Exercise
Without omitting anything, return the records precisely as given.

Provided records
━━━━━━━━━━━━━━━━━━━━
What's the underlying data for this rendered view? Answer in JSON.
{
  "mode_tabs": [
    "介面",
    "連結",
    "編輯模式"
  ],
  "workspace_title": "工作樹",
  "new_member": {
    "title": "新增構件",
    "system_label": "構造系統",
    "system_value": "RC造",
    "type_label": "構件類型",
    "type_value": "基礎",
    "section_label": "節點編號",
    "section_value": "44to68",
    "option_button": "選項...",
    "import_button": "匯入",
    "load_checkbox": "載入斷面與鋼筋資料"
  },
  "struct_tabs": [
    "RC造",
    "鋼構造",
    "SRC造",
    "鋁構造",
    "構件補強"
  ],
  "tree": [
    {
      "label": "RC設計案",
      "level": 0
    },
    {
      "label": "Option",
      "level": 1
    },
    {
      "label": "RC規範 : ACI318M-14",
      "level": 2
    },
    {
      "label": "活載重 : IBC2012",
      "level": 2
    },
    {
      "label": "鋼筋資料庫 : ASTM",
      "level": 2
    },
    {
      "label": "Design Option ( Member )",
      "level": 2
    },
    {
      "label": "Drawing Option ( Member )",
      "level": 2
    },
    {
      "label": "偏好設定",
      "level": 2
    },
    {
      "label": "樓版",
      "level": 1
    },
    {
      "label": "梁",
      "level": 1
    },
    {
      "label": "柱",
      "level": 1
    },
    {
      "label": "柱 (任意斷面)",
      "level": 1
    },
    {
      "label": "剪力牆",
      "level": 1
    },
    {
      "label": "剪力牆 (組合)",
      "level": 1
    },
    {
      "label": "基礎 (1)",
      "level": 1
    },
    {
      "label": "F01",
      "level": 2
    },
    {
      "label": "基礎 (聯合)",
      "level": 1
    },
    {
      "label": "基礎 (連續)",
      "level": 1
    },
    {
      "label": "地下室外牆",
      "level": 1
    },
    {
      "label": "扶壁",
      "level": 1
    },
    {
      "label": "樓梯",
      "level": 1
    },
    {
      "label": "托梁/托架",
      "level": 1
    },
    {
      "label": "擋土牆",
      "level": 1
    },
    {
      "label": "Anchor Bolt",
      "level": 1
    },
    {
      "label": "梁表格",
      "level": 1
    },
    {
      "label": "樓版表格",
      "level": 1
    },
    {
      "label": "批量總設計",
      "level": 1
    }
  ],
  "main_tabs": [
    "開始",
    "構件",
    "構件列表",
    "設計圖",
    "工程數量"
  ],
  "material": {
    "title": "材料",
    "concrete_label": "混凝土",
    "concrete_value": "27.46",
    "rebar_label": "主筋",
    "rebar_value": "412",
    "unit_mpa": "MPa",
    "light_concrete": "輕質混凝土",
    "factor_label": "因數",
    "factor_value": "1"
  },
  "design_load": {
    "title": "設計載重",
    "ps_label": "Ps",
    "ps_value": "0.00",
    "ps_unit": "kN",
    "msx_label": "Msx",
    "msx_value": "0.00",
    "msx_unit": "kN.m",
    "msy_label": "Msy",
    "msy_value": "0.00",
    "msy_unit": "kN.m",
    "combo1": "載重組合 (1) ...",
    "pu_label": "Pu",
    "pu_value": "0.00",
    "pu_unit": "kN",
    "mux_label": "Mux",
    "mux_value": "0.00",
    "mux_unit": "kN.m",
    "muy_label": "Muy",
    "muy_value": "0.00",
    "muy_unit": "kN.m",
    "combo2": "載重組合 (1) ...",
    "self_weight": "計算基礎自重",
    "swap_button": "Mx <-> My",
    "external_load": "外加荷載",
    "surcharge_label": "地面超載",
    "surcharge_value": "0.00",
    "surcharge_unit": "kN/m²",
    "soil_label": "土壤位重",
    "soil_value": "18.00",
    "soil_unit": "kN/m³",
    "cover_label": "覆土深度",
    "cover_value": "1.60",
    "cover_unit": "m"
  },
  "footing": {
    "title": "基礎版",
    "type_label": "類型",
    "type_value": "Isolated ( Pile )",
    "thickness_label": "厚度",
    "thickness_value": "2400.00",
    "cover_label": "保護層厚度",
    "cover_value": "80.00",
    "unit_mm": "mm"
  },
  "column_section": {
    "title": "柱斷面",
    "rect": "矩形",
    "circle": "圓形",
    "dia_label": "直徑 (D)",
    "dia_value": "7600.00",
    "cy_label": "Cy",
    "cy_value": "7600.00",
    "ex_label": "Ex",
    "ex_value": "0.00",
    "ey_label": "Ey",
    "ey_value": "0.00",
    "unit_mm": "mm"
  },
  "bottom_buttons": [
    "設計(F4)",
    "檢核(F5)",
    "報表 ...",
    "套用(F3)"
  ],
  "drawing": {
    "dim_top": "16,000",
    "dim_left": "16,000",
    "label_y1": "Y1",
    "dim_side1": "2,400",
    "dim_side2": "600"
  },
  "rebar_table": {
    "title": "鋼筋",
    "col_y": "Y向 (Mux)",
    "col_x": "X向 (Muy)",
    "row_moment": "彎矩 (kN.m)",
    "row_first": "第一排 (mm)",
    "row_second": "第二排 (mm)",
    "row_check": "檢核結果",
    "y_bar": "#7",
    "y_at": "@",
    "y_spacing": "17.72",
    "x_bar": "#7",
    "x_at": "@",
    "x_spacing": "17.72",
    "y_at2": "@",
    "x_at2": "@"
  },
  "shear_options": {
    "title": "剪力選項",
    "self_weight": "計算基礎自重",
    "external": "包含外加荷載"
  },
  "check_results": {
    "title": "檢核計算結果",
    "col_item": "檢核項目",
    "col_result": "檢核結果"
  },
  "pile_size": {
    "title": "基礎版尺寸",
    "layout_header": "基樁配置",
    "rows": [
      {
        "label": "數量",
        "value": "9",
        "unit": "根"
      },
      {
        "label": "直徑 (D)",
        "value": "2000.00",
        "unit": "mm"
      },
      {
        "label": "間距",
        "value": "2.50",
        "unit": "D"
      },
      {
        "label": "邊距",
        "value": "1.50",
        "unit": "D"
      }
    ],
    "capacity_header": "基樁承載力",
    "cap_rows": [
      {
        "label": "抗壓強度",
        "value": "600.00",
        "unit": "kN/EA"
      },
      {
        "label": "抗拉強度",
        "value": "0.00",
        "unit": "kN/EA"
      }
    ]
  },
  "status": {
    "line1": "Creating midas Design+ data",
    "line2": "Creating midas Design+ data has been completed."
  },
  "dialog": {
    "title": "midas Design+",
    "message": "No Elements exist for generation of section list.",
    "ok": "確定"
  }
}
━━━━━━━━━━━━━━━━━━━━
The completed task
What's the underlying data for this rendered view? Answer in JSON.
{
  "mode_tabs": [
    "介面",
    "連結",
    "編輯模式"
  ],
  "workspace_title": "工作樹",
  "new_member": {
    "title": "新增構件",
    "system_label": "構造系統",
    "system_value": "RC造",
    "type_label": "構件類型",
    "type_value": "基礎",
    "section_label": "節點編號",
    "section_value": "44to68",
    "option_button": "選項...",
    "import_button": "匯入",
    "load_checkbox": "載入斷面與鋼筋資料"
  },
  "struct_tabs": [
    "RC造",
    "鋼構造",
    "SRC造",
    "鋁構造",
    "構件補強"
  ],
  "tree": [
    {
      "label": "RC設計案",
      "level": 0
    },
    {
      "label": "Option",
      "level": 1
    },
    {
      "label": "RC規範 : ACI318M-14",
      "level": 2
    },
    {
      "label": "活載重 : IBC2012",
      "level": 2
    },
    {
      "label": "鋼筋資料庫 : ASTM",
      "level": 2
    },
    {
      "label": "Design Option ( Member )",
      "level": 2
    },
    {
      "label": "Drawing Option ( Member )",
      "level": 2
    },
    {
      "label": "偏好設定",
      "level": 2
    },
    {
      "label": "樓版",
      "level": 1
    },
    {
      "label": "梁",
      "level": 1
    },
    {
      "label": "柱",
      "level": 1
    },
    {
      "label": "柱 (任意斷面)",
      "level": 1
    },
    {
      "label": "剪力牆",
      "level": 1
    },
    {
      "label": "剪力牆 (組合)",
      "level": 1
    },
    {
      "label": "基礎 (1)",
      "level": 1
    },
    {
      "label": "F01",
      "level": 2
    },
    {
      "label": "基礎 (聯合)",
      "level": 1
    },
    {
      "label": "基礎 (連續)",
      "level": 1
    },
    {
      "label": "地下室外牆",
      "level": 1
    },
    {
      "label": "扶壁",
      "level": 1
    },
    {
      "label": "樓梯",
      "level": 1
    },
    {
      "label": "托梁/托架",
      "level": 1
    },
    {
      "label": "擋土牆",
      "level": 1
    },
    {
      "label": "Anchor Bolt",
      "level": 1
    },
    {
      "label": "梁表格",
      "level": 1
    },
    {
      "label": "樓版表格",
      "level": 1
    },
    {
      "label": "批量總設計",
      "level": 1
    }
  ],
  "main_tabs": [
    "開始",
    "構件",
    "構件列表",
    "設計圖",
    "工程數量"
  ],
  "material": {
    "title": "材料",
    "concrete_label": "混凝土",
    "concrete_value": "27.46",
    "rebar_label": "主筋",
    "rebar_value": "412",
    "unit_mpa": "MPa",
    "light_concrete": "輕質混凝土",
    "factor_label": "因數",
    "factor_value": "1"
  },
  "design_load": {
    "title": "設計載重",
    "ps_label": "Ps",
    "ps_value": "0.00",
    "ps_unit": "kN",
    "msx_label": "Msx",
    "msx_value": "0.00",
    "msx_unit": "kN.m",
    "msy_label": "Msy",
    "msy_value": "0.00",
    "msy_unit": "kN.m",
    "combo1": "載重組合 (1) ...",
    "pu_label": "Pu",
    "pu_value": "0.00",
    "pu_unit": "kN",
    "mux_label": "Mux",
    "mux_value": "0.00",
    "mux_unit": "kN.m",
    "muy_label": "Muy",
    "muy_value": "0.00",
    "muy_unit": "kN.m",
    "combo2": "載重組合 (1) ...",
    "self_weight": "計算基礎自重",
    "swap_button": "Mx <-> My",
    "external_load": "外加荷載",
    "surcharge_label": "地面超載",
    "surcharge_value": "0.00",
    "surcharge_unit": "kN/m²",
    "soil_label": "土壤位重",
    "soil_value": "18.00",
    "soil_unit": "kN/m³",
    "cover_label": "覆土深度",
    "cover_value": "1.60",
    "cover_unit": "m"
  },
  "footing": {
    "title": "基礎版",
    "type_label": "類型",
    "type_value": "Isolated ( Pile )",
    "thickness_label": "厚度",
    "thickness_value": "2400.00",
    "cover_label": "保護層厚度",
    "cover_value": "80.00",
    "unit_mm": "mm"
  },
  "column_section": {
    "title": "柱斷面",
    "rect": "矩形",
    "circle": "圓形",
    "dia_label": "直徑 (D)",
    "dia_value": "7600.00",
    "cy_label": "Cy",
    "cy_value": "7600.00",
    "ex_label": "Ex",
    "ex_value": "0.00",
    "ey_label": "Ey",
    "ey_value": "0.00",
    "unit_mm": "mm"
  },
  "bottom_buttons": [
    "設計(F4)",
    "檢核(F5)",
    "報表 ...",
    "套用(F3)"
  ],
  "drawing": {
    "dim_top": "16,000",
    "dim_left": "16,000",
    "label_y1": "Y1",
    "dim_side1": "2,400",
    "dim_side2": "600"
  },
  "rebar_table": {
    "title": "鋼筋",
    "col_y": "Y向 (Mux)",
    "col_x": "X向 (Muy)",
    "row_moment": "彎矩 (kN.m)",
    "row_first": "第一排 (mm)",
    "row_second": "第二排 (mm)",
    "row_check": "檢核結果",
    "y_bar": "#7",
    "y_at": "@",
    "y_spacing": "17.72",
    "x_bar": "#7",
    "x_at": "@",
    "x_spacing": "17.72",
    "y_at2": "@",
    "x_at2": "@"
  },
  "shear_options": {
    "title": "剪力選項",
    "self_weight": "計算基礎自重",
    "external": "包含外加荷載"
  },
  "check_results": {
    "title": "檢核計算結果",
    "col_item": "檢核項目",
    "col_result": "檢核結果"
  },
  "pile_size": {
    "title": "基礎版尺寸",
    "layout_header": "基樁配置",
    "rows": [
      {
        "label": "數量",
        "value": "9",
        "unit": "根"
      },
      {
        "label": "直徑 (D)",
        "value": "2000.00",
        "unit": "mm"
      },
      {
        "label": "間距",
        "value": "2.50",
        "unit": "D"
      },
      {
        "label": "邊距",
        "value": "1.50",
        "unit": "D"
      }
    ],
    "capacity_header": "基樁承載力",
    "cap_rows": [
      {
        "label": "抗壓強度",
        "value": "600.00",
        "unit": "kN/EA"
      },
      {
        "label": "抗拉強度",
        "value": "0.00",
        "unit": "kN/EA"
      }
    ]
  },
  "status": {
    "line1": "Creating midas Design+ data",
    "line2": "Creating midas Design+ data has been completed."
  },
  "dialog": {
    "title": "midas Design+",
    "message": "No Elements exist for generation of section list.",
    "ok": "確定"
  }
}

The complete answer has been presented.